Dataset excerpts
==================================================

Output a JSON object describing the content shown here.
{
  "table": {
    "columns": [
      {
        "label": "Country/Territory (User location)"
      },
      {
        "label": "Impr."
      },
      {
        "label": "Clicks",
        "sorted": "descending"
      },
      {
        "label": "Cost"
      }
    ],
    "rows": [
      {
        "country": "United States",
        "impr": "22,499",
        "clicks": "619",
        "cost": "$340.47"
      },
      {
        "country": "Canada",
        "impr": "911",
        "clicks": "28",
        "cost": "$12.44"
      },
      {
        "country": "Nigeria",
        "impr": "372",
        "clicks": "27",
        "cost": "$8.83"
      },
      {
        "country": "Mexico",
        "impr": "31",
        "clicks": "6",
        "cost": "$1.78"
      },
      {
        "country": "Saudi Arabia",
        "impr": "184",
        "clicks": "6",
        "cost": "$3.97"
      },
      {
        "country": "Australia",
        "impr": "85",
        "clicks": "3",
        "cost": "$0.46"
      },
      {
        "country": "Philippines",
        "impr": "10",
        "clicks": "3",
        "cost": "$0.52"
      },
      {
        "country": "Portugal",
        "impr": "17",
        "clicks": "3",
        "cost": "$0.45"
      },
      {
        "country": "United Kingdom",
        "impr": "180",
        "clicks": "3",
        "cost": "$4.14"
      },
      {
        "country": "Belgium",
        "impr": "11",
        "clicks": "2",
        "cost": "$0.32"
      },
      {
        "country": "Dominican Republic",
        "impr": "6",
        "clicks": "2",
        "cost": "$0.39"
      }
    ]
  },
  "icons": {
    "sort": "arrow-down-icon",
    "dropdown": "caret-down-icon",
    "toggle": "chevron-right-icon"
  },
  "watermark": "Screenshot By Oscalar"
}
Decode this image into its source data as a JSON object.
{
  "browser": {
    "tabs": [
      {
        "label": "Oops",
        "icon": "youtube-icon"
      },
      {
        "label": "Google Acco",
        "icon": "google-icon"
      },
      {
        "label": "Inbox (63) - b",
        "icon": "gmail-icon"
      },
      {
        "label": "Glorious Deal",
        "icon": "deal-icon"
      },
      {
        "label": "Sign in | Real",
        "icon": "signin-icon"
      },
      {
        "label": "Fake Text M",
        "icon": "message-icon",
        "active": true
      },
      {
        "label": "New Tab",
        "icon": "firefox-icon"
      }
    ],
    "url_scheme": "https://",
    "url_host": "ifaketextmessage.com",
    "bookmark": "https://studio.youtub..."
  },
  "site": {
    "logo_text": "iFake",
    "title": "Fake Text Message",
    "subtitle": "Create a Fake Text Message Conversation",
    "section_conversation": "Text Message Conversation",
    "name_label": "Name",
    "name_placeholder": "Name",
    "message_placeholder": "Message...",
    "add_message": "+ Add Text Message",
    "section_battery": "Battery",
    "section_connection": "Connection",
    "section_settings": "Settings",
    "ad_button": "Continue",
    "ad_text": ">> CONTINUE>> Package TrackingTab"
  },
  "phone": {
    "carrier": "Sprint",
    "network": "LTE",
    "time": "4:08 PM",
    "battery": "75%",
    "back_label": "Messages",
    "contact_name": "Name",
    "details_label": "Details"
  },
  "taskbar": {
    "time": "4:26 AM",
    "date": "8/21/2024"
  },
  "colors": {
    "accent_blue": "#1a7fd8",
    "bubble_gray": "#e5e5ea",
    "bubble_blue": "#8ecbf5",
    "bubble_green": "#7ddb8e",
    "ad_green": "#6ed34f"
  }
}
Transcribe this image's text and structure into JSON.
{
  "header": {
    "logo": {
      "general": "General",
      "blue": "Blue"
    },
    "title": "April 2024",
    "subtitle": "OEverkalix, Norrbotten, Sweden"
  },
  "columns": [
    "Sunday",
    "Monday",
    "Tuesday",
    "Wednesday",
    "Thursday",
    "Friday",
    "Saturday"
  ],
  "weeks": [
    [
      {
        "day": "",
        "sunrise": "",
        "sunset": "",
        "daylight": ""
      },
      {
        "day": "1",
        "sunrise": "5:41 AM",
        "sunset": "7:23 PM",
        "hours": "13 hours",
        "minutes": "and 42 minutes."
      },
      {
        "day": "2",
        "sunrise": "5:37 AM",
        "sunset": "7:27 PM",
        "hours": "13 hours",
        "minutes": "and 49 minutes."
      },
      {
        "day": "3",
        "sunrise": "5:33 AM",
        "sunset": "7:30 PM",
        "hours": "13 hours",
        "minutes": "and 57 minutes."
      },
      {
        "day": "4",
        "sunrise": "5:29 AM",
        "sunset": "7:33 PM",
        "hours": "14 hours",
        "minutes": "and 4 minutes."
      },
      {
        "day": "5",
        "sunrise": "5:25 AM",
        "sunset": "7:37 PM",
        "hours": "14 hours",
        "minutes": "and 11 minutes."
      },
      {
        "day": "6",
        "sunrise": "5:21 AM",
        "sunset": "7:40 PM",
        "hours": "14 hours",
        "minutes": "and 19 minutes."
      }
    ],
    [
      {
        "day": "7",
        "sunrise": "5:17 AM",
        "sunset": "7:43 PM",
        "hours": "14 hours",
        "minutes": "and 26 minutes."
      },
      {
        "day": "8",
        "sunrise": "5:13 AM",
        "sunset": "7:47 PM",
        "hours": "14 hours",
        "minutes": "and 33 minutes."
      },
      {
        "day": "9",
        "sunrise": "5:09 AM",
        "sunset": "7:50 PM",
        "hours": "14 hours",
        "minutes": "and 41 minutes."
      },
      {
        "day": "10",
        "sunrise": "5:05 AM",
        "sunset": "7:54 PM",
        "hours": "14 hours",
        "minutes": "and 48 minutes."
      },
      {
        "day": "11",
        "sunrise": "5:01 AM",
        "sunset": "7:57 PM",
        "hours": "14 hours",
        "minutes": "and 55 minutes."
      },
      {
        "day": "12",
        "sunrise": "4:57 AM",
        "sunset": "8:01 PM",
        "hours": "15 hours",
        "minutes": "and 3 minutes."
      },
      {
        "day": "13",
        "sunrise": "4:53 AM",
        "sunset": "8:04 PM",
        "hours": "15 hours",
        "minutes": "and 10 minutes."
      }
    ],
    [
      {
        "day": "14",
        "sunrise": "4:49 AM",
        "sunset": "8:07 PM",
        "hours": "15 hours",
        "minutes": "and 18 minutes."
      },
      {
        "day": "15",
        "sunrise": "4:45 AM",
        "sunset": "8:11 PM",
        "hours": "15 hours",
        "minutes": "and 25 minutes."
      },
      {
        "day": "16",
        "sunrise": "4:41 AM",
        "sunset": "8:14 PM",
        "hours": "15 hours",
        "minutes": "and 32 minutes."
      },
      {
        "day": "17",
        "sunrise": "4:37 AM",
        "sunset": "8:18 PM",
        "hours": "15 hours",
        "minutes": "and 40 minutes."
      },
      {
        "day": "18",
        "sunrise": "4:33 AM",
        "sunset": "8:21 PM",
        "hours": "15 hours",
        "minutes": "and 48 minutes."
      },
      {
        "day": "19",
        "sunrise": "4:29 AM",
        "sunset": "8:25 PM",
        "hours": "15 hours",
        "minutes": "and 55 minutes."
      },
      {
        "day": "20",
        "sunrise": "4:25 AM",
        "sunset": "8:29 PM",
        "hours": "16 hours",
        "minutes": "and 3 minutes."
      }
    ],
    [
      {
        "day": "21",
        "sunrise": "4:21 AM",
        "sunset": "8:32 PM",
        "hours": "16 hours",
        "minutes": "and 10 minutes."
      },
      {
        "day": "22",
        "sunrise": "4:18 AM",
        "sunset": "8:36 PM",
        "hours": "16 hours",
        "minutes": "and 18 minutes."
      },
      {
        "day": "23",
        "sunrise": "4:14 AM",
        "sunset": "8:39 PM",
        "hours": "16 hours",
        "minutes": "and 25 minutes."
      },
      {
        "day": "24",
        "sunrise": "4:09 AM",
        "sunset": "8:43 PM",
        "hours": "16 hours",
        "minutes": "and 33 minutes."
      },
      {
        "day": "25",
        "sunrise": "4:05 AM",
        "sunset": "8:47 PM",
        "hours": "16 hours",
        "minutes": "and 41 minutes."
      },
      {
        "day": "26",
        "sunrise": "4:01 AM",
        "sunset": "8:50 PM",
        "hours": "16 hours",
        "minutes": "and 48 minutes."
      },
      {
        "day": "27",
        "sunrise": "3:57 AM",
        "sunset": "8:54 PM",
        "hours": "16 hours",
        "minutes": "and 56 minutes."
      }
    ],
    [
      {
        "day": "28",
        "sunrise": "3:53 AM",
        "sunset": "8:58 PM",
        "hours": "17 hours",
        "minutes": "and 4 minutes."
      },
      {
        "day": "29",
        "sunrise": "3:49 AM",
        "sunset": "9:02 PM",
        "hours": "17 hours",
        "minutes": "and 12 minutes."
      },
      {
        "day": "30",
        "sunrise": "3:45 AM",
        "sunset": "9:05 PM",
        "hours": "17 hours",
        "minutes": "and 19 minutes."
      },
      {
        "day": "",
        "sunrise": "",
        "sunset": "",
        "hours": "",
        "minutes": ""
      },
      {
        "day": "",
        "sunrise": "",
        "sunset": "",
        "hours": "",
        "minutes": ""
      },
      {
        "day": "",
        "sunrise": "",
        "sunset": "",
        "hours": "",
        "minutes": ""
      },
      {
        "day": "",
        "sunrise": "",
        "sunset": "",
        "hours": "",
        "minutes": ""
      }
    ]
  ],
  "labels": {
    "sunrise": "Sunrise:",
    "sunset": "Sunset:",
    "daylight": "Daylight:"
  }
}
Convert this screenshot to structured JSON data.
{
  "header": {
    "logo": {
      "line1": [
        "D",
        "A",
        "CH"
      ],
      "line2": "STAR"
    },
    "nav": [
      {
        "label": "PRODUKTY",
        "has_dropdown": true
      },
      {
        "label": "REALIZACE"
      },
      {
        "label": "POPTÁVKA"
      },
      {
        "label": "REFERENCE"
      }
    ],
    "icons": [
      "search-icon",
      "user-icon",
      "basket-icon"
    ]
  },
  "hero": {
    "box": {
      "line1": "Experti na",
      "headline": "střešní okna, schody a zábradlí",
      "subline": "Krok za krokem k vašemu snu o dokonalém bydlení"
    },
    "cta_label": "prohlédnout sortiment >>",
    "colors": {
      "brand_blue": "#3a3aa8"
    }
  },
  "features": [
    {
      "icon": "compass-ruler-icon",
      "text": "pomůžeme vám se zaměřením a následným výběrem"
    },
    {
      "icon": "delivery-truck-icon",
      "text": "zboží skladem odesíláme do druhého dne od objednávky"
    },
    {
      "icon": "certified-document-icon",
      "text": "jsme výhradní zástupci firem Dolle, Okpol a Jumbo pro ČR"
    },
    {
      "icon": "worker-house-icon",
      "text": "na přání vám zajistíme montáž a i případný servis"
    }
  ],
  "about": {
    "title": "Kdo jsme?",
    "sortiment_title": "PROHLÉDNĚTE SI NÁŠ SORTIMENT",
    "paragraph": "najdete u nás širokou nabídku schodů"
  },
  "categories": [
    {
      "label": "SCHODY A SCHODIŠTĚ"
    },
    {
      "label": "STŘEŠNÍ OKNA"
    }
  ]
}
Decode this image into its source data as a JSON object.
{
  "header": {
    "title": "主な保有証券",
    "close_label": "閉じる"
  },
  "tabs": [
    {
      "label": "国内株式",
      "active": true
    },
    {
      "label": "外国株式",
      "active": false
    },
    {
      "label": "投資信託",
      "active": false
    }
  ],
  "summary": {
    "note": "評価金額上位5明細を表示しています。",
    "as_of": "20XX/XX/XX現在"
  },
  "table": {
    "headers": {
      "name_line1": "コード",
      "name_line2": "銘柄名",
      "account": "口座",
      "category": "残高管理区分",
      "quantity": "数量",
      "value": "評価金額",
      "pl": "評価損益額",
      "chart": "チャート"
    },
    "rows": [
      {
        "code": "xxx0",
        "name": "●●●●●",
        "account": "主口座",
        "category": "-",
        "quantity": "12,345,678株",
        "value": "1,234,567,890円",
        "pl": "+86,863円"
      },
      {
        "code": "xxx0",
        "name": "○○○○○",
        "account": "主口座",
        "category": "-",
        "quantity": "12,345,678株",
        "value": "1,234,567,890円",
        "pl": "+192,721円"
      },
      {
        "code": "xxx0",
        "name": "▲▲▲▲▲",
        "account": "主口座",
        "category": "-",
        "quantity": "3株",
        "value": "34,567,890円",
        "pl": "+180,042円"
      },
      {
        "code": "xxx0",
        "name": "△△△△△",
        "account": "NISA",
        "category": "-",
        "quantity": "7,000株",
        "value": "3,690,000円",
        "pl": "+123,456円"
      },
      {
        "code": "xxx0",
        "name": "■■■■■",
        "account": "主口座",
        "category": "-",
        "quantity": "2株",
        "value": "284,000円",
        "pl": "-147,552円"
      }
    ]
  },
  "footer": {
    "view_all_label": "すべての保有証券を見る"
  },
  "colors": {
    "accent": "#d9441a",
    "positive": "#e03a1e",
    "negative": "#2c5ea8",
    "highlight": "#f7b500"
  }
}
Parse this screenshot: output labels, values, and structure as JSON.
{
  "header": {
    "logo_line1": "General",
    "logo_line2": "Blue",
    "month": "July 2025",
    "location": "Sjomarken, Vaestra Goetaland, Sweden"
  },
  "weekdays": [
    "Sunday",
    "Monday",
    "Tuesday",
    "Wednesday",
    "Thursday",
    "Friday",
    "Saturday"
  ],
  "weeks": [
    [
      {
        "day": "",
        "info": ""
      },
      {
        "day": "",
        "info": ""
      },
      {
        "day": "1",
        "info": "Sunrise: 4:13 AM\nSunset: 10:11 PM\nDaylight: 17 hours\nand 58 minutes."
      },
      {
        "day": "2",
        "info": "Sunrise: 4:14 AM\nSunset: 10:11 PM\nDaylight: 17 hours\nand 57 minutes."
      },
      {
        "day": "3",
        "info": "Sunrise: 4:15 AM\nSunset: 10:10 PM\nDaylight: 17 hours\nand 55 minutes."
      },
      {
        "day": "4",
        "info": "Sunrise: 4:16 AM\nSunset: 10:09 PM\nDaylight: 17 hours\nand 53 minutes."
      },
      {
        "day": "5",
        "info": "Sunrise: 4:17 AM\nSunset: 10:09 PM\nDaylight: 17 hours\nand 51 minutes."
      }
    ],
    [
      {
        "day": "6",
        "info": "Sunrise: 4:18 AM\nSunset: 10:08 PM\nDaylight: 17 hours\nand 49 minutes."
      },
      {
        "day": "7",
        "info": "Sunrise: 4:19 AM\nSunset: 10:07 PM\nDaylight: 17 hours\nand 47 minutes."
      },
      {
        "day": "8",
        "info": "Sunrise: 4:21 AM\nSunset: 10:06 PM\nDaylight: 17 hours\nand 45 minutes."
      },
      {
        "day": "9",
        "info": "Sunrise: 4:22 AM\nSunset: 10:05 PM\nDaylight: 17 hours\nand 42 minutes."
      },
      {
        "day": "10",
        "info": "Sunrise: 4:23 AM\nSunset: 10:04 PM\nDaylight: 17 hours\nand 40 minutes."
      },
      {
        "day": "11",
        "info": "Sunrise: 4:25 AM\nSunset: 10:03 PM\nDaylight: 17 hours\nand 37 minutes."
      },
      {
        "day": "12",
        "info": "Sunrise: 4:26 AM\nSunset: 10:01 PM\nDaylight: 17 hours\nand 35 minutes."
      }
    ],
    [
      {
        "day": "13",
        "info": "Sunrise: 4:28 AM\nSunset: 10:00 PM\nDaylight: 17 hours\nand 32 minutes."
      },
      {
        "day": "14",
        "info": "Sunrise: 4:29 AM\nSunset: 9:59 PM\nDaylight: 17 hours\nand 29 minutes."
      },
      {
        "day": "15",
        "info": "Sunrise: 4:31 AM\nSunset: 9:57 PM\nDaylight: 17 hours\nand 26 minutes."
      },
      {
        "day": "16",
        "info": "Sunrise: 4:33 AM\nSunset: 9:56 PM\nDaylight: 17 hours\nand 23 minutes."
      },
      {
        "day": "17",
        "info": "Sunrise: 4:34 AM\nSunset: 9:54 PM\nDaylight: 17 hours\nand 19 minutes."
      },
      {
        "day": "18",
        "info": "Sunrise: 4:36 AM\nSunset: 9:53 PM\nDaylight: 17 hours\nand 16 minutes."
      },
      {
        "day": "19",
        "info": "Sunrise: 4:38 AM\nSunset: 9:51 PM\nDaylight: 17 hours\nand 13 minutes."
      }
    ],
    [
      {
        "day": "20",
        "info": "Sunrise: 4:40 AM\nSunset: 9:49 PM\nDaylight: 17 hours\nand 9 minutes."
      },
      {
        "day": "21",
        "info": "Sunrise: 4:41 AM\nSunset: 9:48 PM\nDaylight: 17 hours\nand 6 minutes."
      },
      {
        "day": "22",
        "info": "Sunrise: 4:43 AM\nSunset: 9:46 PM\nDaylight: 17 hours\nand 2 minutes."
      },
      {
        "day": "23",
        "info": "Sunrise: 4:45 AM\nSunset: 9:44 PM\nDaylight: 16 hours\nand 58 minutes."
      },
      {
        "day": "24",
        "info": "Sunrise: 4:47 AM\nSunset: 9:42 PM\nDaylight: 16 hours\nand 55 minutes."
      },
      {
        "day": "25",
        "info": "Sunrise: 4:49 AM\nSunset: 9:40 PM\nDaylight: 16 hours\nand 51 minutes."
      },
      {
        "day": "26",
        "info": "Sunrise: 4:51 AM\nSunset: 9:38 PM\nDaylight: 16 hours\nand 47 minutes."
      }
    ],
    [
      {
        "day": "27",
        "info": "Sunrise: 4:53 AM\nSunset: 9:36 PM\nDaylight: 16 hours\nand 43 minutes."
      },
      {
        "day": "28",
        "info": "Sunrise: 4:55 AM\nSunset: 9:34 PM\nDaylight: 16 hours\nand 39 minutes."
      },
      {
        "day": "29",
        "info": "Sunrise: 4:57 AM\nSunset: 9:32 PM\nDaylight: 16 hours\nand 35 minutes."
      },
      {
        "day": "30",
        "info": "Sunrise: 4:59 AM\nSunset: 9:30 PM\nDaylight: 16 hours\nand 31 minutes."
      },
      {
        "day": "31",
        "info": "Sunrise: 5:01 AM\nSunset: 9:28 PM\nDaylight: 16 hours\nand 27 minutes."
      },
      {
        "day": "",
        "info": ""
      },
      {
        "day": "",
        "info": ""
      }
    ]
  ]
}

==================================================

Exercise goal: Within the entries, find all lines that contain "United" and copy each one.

Response:
        "country": "United States",
        "country": "United Kingdom",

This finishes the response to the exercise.